Arneja: I see a lot of companies trying to figure out how to do the same volume as last year in this year’s market. Instead, they should be scrutinizing their overall process for things they can do differently to impress referral partners and delight borrowers today.

A year of working, shopping and completing other day-to-day activities remotely has permanently shifted consumer preferences. For instance, SimpleNexus recently surveyed borrowers on their signing preferences and found that almost 60% prefer a completely digital closing experience. 33% preferred a mix of electronic and in-person signing, while less than 10% opted for 100% in-person.

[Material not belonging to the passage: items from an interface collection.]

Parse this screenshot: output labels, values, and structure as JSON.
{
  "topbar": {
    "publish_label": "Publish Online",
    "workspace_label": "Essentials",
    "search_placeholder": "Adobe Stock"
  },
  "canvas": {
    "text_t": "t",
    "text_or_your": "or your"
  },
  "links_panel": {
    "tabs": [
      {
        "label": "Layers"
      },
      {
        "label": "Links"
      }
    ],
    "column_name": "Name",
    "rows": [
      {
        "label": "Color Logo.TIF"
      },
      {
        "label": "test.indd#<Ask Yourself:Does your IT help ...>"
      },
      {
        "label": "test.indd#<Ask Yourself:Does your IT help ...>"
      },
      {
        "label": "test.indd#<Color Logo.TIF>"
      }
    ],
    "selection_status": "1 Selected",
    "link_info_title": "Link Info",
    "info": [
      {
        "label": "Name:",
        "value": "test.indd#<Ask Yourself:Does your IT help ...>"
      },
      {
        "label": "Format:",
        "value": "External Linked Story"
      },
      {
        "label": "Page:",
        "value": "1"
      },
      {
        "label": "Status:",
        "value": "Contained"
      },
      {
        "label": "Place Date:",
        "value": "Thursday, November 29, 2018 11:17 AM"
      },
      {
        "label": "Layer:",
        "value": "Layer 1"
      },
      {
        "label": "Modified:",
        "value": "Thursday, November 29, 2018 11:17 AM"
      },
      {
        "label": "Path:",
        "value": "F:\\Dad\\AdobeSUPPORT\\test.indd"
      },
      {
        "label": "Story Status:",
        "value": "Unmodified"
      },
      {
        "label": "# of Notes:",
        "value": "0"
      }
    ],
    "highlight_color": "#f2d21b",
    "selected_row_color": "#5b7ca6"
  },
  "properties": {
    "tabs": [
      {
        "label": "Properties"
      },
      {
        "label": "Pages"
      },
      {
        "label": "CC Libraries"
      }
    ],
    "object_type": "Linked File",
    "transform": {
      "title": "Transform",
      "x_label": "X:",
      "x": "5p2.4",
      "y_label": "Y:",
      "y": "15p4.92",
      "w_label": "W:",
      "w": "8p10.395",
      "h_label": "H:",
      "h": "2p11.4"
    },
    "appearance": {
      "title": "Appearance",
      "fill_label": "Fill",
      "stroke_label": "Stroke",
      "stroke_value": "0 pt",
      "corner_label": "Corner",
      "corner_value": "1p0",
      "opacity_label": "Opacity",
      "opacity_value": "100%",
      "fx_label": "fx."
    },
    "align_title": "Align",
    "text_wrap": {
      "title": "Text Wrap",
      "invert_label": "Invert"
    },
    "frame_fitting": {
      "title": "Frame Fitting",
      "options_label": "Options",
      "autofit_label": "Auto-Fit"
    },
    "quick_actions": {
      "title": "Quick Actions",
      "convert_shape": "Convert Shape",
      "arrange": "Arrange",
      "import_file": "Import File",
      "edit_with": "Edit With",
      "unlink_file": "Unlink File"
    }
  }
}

A lender that doesn’t yet offer eSigning looks at data like that and immediately knows what they need to do. But it’s not just about thinking, “how do we do what we did before, but virtually?” We should also ask,“what new ways can we optimize our processes that work moving forward?”

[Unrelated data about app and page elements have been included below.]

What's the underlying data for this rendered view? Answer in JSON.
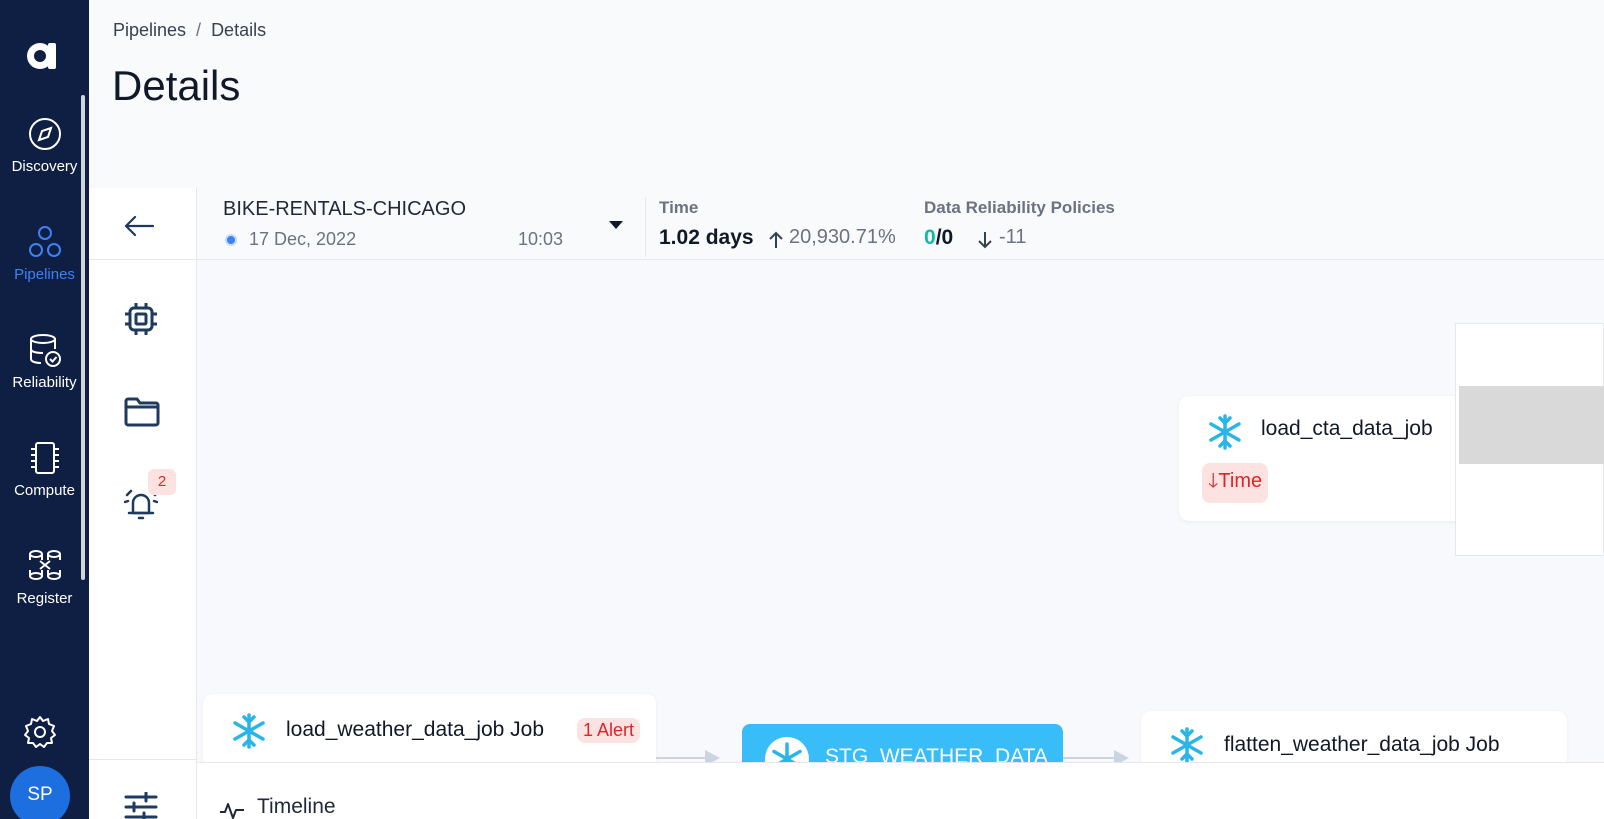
{
  "nav": {
    "logo": "a",
    "items": [
      {
        "label": "Discovery",
        "icon": "compass-icon"
      },
      {
        "label": "Pipelines",
        "icon": "pipelines-icon",
        "active": true
      },
      {
        "label": "Reliability",
        "icon": "database-check-icon"
      },
      {
        "label": "Compute",
        "icon": "chip-icon"
      },
      {
        "label": "Register",
        "icon": "register-icon"
      }
    ],
    "settings_icon": "gear-icon",
    "avatar_initials": "SP"
  },
  "breadcrumb": {
    "items": [
      "Pipelines",
      "Details"
    ],
    "separator": "/"
  },
  "page_title": "Details",
  "rail": {
    "alert_count": "2"
  },
  "pipeline": {
    "name": "BIKE-RENTALS-CHICAGO",
    "date": "17 Dec, 2022",
    "time": "10:03"
  },
  "metrics": {
    "time": {
      "label": "Time",
      "value": "1.02 days",
      "change": "20,930.71%",
      "direction": "up"
    },
    "policies": {
      "label": "Data Reliability Policies",
      "passed": "0",
      "total": "0",
      "change": "-11",
      "direction": "down"
    }
  },
  "nodes": {
    "cta_job": {
      "title": "load_cta_data_job",
      "tag": "Time"
    },
    "weather_job": {
      "title": "load_weather_data_job Job",
      "alert": "1 Alert"
    },
    "stg_weather": {
      "title": "STG_WEATHER_DATA"
    },
    "flatten_job": {
      "title": "flatten_weather_data_job Job"
    }
  },
  "timeline": {
    "label": "Timeline"
  },
  "colors": {
    "nav_bg": "#0f1f44",
    "active": "#3b82f6",
    "alert": "#dc2626",
    "snowflake": "#29b5e8",
    "teal": "#14b8a6"
  }
}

Q: What’s something a business colleague or peer in the industry did over the past year that helped or inspired you?

Arneja: It’s hard to avoid analysis paralysis when considering a new technological advancement. I’m inspired by peers who deliver the best homeownership experience when it’s time to deliver and don’t let perfection hinder their progress. While quality is always the goal, quantity and consistency are the drivers that keep you top of mind as we serve the ultimate client, the borrower.

Q: Any final thoughts?

Arneja: Acceleration in digital closings will likely continue as more lenders seek efficiency gains in the closing process in response to increased purchase business, higher rates and continued strong demand for housing. Understanding the full signing workflow — including scheduling, communication, coordination, lender and title document preparation and final execution — is critical to creating an improved, digital version of the process. Fortunately, technology providers in the industry have already done the heavy lifting of developing and managing e-close solutions and testing them for validity via MISMO’s e-close and RON certifications. 

There’s no question that digital mortgage applications and digital closings provide borrowers with a lot of benefits, from improved ease of use and accessibility to more effective information-sharing, collaboration and communication with  lenders and settlement agents using borrowers’ own, familiar smart devices. As important as these benefits are, I encourage lenders to get up close and personal with how these technologies improve the business as well, from enabling faster turn times to providing greater control over funding.

Notify of
Inline Feedbacks
View all comments